• **Dataset records**:

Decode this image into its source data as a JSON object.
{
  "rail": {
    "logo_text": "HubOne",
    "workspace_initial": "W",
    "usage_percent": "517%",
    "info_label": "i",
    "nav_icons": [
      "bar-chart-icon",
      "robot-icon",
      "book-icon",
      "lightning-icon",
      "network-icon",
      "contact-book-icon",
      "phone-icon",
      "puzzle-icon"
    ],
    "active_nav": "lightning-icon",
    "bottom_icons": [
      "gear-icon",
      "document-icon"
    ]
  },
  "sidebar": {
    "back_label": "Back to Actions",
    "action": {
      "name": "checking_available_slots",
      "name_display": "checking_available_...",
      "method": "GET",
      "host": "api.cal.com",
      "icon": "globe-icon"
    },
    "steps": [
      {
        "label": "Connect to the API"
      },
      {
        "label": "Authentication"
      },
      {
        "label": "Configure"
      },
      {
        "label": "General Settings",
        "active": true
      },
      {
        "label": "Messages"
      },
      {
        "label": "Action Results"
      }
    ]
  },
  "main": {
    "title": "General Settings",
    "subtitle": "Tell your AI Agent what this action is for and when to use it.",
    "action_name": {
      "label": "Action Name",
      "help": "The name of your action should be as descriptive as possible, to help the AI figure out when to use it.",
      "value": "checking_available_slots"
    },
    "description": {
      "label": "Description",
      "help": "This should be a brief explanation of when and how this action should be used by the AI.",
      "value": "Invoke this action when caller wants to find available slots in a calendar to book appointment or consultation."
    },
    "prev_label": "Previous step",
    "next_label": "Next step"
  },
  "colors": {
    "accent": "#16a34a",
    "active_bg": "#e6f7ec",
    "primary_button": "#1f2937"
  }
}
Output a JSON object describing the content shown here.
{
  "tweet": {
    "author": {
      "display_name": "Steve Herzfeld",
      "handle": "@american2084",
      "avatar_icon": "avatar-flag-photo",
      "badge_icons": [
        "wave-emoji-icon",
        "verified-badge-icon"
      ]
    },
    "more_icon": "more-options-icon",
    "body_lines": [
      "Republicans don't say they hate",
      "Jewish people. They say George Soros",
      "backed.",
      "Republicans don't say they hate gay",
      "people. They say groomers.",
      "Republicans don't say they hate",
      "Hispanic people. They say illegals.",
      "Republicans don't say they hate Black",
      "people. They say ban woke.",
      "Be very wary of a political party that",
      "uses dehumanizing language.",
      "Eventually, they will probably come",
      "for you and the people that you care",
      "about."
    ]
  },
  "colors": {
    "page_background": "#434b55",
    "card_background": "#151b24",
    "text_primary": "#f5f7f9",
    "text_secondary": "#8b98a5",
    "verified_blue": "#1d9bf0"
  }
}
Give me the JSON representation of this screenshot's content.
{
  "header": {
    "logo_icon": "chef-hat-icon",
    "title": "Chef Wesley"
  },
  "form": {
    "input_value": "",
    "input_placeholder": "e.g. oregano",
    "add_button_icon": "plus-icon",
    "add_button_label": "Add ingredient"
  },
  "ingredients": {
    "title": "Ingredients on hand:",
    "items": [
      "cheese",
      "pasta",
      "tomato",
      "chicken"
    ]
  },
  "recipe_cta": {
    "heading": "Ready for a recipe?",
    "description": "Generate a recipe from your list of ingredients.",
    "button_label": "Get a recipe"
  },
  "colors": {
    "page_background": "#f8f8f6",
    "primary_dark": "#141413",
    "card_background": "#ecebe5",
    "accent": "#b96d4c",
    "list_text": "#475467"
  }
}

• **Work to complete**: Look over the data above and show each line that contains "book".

• **Final answer**:
      "book-icon",
      "contact-book-icon",
      "value": "Invoke this action when caller wants to find available slots in a calendar to book appointment or consultation."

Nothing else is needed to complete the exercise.